(What to produce) Your task is to filter the data below down to the lines holding "SNOW".

[Entries from a dataset of interfaces]
=== Section Start ===
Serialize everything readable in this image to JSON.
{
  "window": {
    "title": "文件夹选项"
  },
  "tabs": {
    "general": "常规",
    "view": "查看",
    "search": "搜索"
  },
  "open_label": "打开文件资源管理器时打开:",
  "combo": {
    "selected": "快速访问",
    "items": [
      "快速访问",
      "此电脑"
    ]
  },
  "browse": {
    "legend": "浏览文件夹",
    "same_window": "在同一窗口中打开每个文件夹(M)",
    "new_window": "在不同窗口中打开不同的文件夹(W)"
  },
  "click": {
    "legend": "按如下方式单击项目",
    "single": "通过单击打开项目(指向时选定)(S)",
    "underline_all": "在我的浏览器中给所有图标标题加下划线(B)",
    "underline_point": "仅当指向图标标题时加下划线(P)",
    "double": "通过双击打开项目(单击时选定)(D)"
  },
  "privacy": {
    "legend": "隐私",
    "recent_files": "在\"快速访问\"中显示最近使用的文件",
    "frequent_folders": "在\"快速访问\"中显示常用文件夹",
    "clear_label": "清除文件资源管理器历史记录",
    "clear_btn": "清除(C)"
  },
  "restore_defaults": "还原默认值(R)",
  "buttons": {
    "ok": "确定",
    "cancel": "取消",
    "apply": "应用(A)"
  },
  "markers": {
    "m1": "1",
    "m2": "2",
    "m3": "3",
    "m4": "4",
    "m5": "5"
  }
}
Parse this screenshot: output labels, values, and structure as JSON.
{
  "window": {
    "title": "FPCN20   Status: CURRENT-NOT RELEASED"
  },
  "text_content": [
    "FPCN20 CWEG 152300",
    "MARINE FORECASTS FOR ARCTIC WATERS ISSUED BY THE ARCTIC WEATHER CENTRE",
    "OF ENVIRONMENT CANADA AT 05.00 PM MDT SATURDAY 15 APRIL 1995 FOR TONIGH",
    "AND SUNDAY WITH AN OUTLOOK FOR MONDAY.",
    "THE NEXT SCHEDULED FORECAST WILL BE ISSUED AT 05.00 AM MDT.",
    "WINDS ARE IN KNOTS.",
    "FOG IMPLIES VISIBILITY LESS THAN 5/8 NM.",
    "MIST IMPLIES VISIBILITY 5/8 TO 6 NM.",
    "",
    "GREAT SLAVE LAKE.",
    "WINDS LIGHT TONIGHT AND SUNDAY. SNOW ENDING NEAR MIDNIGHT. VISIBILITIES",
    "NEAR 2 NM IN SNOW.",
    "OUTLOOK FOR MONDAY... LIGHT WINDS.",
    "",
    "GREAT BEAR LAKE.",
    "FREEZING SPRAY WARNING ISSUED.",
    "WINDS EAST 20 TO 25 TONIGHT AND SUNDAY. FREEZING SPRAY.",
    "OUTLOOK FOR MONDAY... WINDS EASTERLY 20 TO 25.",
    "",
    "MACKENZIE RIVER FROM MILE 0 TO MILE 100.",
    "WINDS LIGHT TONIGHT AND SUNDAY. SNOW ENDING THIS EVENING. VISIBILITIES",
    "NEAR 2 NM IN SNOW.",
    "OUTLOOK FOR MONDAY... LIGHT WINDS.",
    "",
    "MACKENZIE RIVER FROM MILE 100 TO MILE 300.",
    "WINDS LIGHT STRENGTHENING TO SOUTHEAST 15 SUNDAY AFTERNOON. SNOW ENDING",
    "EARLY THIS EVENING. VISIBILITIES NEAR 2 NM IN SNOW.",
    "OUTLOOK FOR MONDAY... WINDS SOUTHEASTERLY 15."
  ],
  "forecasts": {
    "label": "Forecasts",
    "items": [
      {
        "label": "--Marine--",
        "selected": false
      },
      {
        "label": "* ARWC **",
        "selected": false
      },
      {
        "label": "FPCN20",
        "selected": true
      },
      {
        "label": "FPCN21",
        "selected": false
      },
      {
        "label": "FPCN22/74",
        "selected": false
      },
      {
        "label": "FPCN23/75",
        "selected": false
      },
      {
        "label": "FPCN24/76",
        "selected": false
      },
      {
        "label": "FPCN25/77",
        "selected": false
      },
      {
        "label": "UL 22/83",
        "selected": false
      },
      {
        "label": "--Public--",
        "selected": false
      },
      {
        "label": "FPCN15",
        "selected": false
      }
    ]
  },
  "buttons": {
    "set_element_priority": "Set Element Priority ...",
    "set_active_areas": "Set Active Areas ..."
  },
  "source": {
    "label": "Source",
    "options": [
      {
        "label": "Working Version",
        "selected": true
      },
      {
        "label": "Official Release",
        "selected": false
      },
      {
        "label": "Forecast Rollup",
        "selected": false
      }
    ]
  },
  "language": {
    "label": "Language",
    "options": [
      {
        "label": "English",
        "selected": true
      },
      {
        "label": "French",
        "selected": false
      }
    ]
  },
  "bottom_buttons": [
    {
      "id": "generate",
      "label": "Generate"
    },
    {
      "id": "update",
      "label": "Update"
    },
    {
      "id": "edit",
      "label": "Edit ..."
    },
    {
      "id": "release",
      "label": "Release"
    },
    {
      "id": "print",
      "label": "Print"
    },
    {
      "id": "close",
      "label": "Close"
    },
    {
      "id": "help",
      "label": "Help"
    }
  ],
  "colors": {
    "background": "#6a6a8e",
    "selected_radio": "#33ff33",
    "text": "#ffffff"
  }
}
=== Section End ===
(Result)
    "WINDS LIGHT TONIGHT AND SUNDAY. SNOW ENDING NEAR MIDNIGHT. VISIBILITIES",
    "NEAR 2 NM IN SNOW.",
    "WINDS LIGHT TONIGHT AND SUNDAY. SNOW ENDING THIS EVENING. VISIBILITIES",
    "NEAR 2 NM IN SNOW.",
    "WINDS LIGHT STRENGTHENING TO SOUTHEAST 15 SUNDAY AFTERNOON. SNOW ENDING",
    "EARLY THIS EVENING. VISIBILITIES NEAR 2 NM IN SNOW.",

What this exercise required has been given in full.